In his first solo Williamsburg show, Andrew Demirjian exhibited two video works at LMAK Projects that grapple with the American media’s manipulation of everyday reality: “Scenes from Next Week” (2005) and “Unpromised Water” (2004). It is a process we, as consumers, according to Demirjian, accept uncritically, even passively.
Fresh Paint is five person group show investigating architecture by way of reducing or exaggerating architectural space, depicting contrived interiors or exteriors. The press release reveals that “Some of these settings are fictionalized, others completely devoid of narrative. They are, in effect, non-space and the ‘every-place’ at the same time.” Lehmann Maupin is a perfect space to conduct such an investigation as the famed architect and theorist Rem Koolhaas designed the gallery. The primary question the show urges the viewer to ask is: What are its ethics and how are we to live with it? In essence, what are we to do with architecture?
This year marks the thirty-sixth anniversary of the Stonewall rebellion, and no one can argue that the world has not changed for the better for the gay, lesbian, bisexual and transgender (LGBT) community. Once characterized as the love that dare not speak its name, today gay issues are discussed during Presidential debates and regularly featured on network newscasts.
Primarily featuring works on paper and two animation projects by thirty-one artists who live and work in Mexico City and Monterrey, Killing Me Softly is one of this summer’s best surveys.
In law a material witness is someone with “relevant knowledge” about the case at hand. Fairfield Porter certainly had relevant knowledge of American painting from 1935 until his death in 1975. But Material Witness holds a pun. Just as Mallarmé reminded Degas that poems are made of words not ideas, Porter held that paintings are made not from ideas but from paint. He had learned this, like he learned most of what he knew about painting, through experience, and when he taught, this is what he told his students.
The New Museum was founded on a social agenda that was loosely associated with what now sounds academic: “Art holding a mirror to society.” This motto had more sway during the museum’s founding in the late seventies than most of us would expect today, especially considering its temporary location in the latest center of the art world, the Chelsea Museum on 22nd street.

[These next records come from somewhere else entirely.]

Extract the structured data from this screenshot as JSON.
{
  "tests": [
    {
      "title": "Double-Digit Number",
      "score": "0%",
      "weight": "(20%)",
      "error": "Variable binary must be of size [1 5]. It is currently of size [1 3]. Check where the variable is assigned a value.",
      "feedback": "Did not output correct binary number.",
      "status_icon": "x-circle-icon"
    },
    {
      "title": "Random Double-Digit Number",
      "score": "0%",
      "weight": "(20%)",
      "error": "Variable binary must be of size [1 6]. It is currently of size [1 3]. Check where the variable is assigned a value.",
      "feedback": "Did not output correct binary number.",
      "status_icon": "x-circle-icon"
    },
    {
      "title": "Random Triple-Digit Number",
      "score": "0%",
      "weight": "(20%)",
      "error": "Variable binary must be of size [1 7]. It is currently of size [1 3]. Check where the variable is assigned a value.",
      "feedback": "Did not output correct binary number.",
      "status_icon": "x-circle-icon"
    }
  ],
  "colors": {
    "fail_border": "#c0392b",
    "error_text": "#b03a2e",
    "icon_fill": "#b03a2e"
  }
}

In Pavlovian fashion, mention of globalization promptly weighs on the mind and (when concerning art) tapers the sight. Thanks to its vigilant testifiers who include curator Robert C. Morgan (who is also a frequent contributor to the Rail), artworks that are pinned between its parentheses often affect a common salivation, compelling us to think largely about centers and peripheries, cultures and identities. In The Sign of Paradise Morgan offers the work of Kuma and Made Wianta (one a Japanese artist, the other Balinese) to occasion, like ice cubes chipped off a lumbering glacier, a glimpse at instances of globalization’s personal impact. But far from being brought together to illustrate those heady art issues, they instead shed light on fresh alternatives.
By the mid-1980s it had became apparent that the tradition of Modernist abstraction, a closed, self-referential system exemplified by Donald Judd and carried on through the sixties and seventies, had been infiltrated and subverted by artistsmainly painters. Wielding various sets of quotidian, impure references, they broadened the scope of aesthetic concerns beyond the formal, and, in the process, audiences for contemporary art.
"Ever since that September, time has gotten away from me. Doubts plague me…” Thus begins a line of text that, through the intricate imaginings and calculations of Leslie Roberts, is translated or encoded into a grid-based painting called “Bad Attitude” (2004). The painting is small with a pale yellow ground.
You might expect that Der Krieg (War), a suite of fifty intaglios by Otto Dix, and Die Hölle (Hell), a set of ten transfer lithographs by Max Beckmann, would have been consigned to irrelevance by now. Predating the Holocaust, Hiroshima and Nagasaki, napalm, death squads, bunker busters, and depleted uraniumamong countless intervening horrors -what could their tremulous depictions of World War I and its aftermath tell us that hasnt been eclipsed by the twentieth centurys relentlessly expanding scale of violence?
French theorist Ernest Renan wrote that “a nation is a soul, a spiritual principle,” but what if that nation is fake or, at least, is not real to everyone? We Could Have Invited Everyone attempts to answer this question by featuring over twenty artists’ micro-nations, model nations, and “concept nation states.” The exhibition is composed of artifacts from the artists’ fictionalized countries: flags, coins, passports, models, stamps, diaries, and “official forms.” In effect, all the tools of a good hoax.